__Material provided__.
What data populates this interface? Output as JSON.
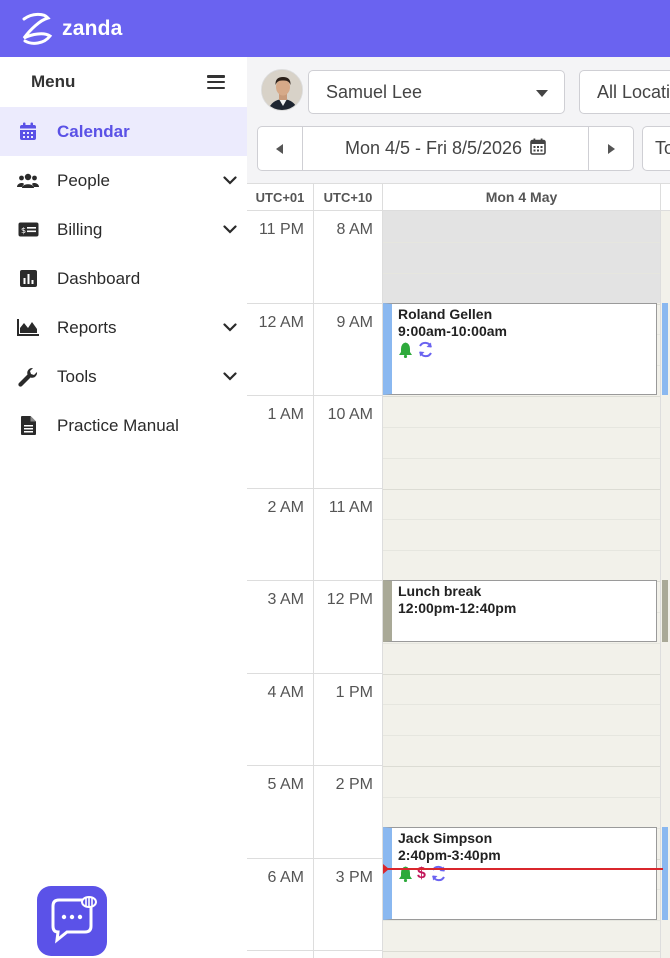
{
  "app": {
    "brand": "zanda",
    "brand_color": "#6a63f0"
  },
  "sidebar": {
    "title": "Menu",
    "items": [
      {
        "label": "Calendar",
        "icon": "calendar-icon",
        "active": true,
        "expandable": false
      },
      {
        "label": "People",
        "icon": "people-icon",
        "active": false,
        "expandable": true
      },
      {
        "label": "Billing",
        "icon": "billing-icon",
        "active": false,
        "expandable": true
      },
      {
        "label": "Dashboard",
        "icon": "dashboard-icon",
        "active": false,
        "expandable": false
      },
      {
        "label": "Reports",
        "icon": "reports-icon",
        "active": false,
        "expandable": true
      },
      {
        "label": "Tools",
        "icon": "wrench-icon",
        "active": false,
        "expandable": true
      },
      {
        "label": "Practice Manual",
        "icon": "document-icon",
        "active": false,
        "expandable": false
      }
    ]
  },
  "toolbar": {
    "staff_select": "Samuel Lee",
    "location_select": "All Locations",
    "date_range": "Mon 4/5 - Fri 8/5/2026",
    "today_button": "Today"
  },
  "calendar": {
    "tz_left": "UTC+01",
    "tz_right": "UTC+10",
    "day_header": "Mon 4 May",
    "times_left": [
      "11 PM",
      "12 AM",
      "1 AM",
      "2 AM",
      "3 AM",
      "4 AM",
      "5 AM",
      "6 AM"
    ],
    "times_right": [
      "8 AM",
      "9 AM",
      "10 AM",
      "11 AM",
      "12 PM",
      "1 PM",
      "2 PM",
      "3 PM"
    ],
    "events": [
      {
        "title": "Roland Gellen",
        "time": "9:00am-10:00am"
      },
      {
        "title": "Lunch break",
        "time": "12:00pm-12:40pm"
      },
      {
        "title": "Jack Simpson",
        "time": "2:40pm-3:40pm"
      }
    ]
  },
  "colors": {
    "accent": "#5a51e6",
    "event_blue": "#8ab8f0",
    "event_grey": "#a9a997",
    "now_line": "#d9262c",
    "bell_green": "#2eaa3c",
    "dollar_red": "#c2185b",
    "recur_purple": "#6a63f0"
  }
}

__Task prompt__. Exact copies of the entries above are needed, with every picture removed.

__Response box__.
What data populates this interface? Output as JSON.
{
  "app": {
    "brand": "zanda",
    "brand_color": "#6a63f0"
  },
  "sidebar": {
    "title": "Menu",
    "items": [
      {
        "label": "Calendar",
        "icon": "calendar-icon",
        "active": true,
        "expandable": false
      },
      {
        "label": "People",
        "icon": "people-icon",
        "active": false,
        "expandable": true
      },
      {
        "label": "Billing",
        "icon": "billing-icon",
        "active": false,
        "expandable": true
      },
      {
        "label": "Dashboard",
        "icon": "dashboard-icon",
        "active": false,
        "expandable": false
      },
      {
        "label": "Reports",
        "icon": "reports-icon",
        "active": false,
        "expandable": true
      },
      {
        "label": "Tools",
        "icon": "wrench-icon",
        "active": false,
        "expandable": true
      },
      {
        "label": "Practice Manual",
        "icon": "document-icon",
        "active": false,
        "expandable": false
      }
    ]
  },
  "toolbar": {
    "staff_select": "Samuel Lee",
    "location_select": "All Locations",
    "date_range": "Mon 4/5 - Fri 8/5/2026",
    "today_button": "Today"
  },
  "calendar": {
    "tz_left": "UTC+01",
    "tz_right": "UTC+10",
    "day_header": "Mon 4 May",
    "times_left": [
      "11 PM",
      "12 AM",
      "1 AM",
      "2 AM",
      "3 AM",
      "4 AM",
      "5 AM",
      "6 AM"
    ],
    "times_right": [
      "8 AM",
      "9 AM",
      "10 AM",
      "11 AM",
      "12 PM",
      "1 PM",
      "2 PM",
      "3 PM"
    ],
    "events": [
      {
        "title": "Roland Gellen",
        "time": "9:00am-10:00am"
      },
      {
        "title": "Lunch break",
        "time": "12:00pm-12:40pm"
      },
      {
        "title": "Jack Simpson",
        "time": "2:40pm-3:40pm"
      }
    ]
  },
  "colors": {
    "accent": "#5a51e6",
    "event_blue": "#8ab8f0",
    "event_grey": "#a9a997",
    "now_line": "#d9262c",
    "bell_green": "#2eaa3c",
    "dollar_red": "#c2185b",
    "recur_purple": "#6a63f0"
  }
}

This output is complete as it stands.